As some of you may know, I am a born and bred Montrealer. Being a Montrealer of a certain generation, we were inculcated with a profound mistrust and contempt for Toronto. We looked down our nose at Toronto because it symbolized everything staid and boring and grey. When I was growing up, Montreal was Canada's biggest city: its nightlife was legendary, its hockey team supreme, its arts and culture vital to the people. When the Parti Québécois and Bill 101 made it difficult for unilingual anglophones to imagine a life in La Belle Province's new reality, over 100 thousand or so fled down the 401 to settle in staid and boring and grey Toronto, I being one of them. It felt treasonous. How could I ever adjust to this place of 11 p.m. closing times and rehashed British influence? With the last name of Bennett I would have an easier time fitting in, but I could not relate to Toronto's bland reason. I was used to being surrounded by a culture that, by birth, was not mine, but one that held tremendous influence on me. I loved being in the midst of the French because I admired the way they lived (too bad I didn't listen more in French class when in high school). I didn't want to live exclusively with people who looked like me and spoke the same language as me. So for many years I worked and lived and played in Toronto, all the while feeling superior to the denizens of the city unlucky enough to have been born and raised in Hogtown.

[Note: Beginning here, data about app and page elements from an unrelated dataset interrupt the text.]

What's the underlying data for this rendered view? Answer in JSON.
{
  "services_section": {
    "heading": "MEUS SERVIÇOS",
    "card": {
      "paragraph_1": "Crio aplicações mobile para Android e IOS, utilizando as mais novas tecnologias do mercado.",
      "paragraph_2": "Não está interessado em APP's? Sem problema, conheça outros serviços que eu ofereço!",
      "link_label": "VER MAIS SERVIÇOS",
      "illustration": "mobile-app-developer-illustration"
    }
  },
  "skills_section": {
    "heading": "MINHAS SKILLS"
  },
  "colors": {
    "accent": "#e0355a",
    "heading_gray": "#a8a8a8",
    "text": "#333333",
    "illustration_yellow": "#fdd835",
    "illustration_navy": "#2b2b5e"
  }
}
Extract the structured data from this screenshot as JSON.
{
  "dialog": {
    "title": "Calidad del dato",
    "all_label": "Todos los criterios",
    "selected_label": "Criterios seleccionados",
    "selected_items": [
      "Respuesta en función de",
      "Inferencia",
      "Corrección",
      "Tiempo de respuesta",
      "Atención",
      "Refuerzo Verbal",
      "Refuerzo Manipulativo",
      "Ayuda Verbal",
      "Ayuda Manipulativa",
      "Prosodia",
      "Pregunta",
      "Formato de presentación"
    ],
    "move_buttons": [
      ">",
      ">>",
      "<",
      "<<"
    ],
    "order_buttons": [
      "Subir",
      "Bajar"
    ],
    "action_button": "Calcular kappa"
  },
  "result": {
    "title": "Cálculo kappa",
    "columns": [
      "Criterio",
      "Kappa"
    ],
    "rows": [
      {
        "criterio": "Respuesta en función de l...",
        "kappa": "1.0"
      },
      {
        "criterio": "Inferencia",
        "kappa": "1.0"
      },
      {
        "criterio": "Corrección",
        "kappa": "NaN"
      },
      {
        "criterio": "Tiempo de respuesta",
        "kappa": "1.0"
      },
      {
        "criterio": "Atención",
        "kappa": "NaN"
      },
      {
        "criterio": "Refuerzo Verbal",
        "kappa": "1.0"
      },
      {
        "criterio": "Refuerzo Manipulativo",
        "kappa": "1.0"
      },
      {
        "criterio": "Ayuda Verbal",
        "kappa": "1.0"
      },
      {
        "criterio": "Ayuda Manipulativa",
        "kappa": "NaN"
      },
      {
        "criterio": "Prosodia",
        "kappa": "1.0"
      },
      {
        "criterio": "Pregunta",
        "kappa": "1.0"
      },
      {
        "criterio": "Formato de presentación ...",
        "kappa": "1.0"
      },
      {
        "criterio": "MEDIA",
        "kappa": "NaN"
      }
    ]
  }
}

And then something happened. Toronto transformed. It became a welcoming city for people from around the world who wished to settle here and raise their families. It became a city that truly embraced diversity, not just paying lip service to it, but actively promoting it as a source of strength. It opened up and began to celebrate the LBGTQ community, one of the most important groups in the city today. It moved with societal change, not against it. Today, it is a powerhouse for investment and business, science and academia, arts and culture. Who the hell would have thunk it? Not this ex-Montrealer.
So in the aftermath of one of the worst mass murder in Toronto's history, I will tell you now that ... I love this place. This bagel chewing, Hab loving, St. Catherine Street loitering woman loves T.O, the 6, YYZ. I love the stretch of Yonge Street between Finch and Sheppard, where you can get the best Korean food anywhere, where the North York Public Library has provided me with books and a quiet place to write, where I've danced to big band music in Mel Lastman Square. This unassuming, unpretentious stretch of Yonge Street north of the 401 is home to Canadians from many different backgrounds and ways of life. It is wonderful to see Korean businesses next to Persian businesses next to Russian businesses. Keep your food coming! is what I say. While this city is not without its racial tensions, on the whole Toronto comes pretty close to harmony. The biggest threat to this city is rampant greed, but that is another blog...
Toronto has been good to me. It's time for me to give that expression.
There is a vigil Sunday night at Mel Lastman Square for the people of Toronto to stand together and support the victims of the van attack tragedy. On Sunday I will take the TTC up to North York, and demonstrate my sorrow and solidarity with the community in Willowdale. My god, I love you. All who died, who are injured, who are hurting -- I love you. We'll get through this, together. Toronto is our home and we've built it together. No one can take that away from us.
Toronto is not all that has been transformed.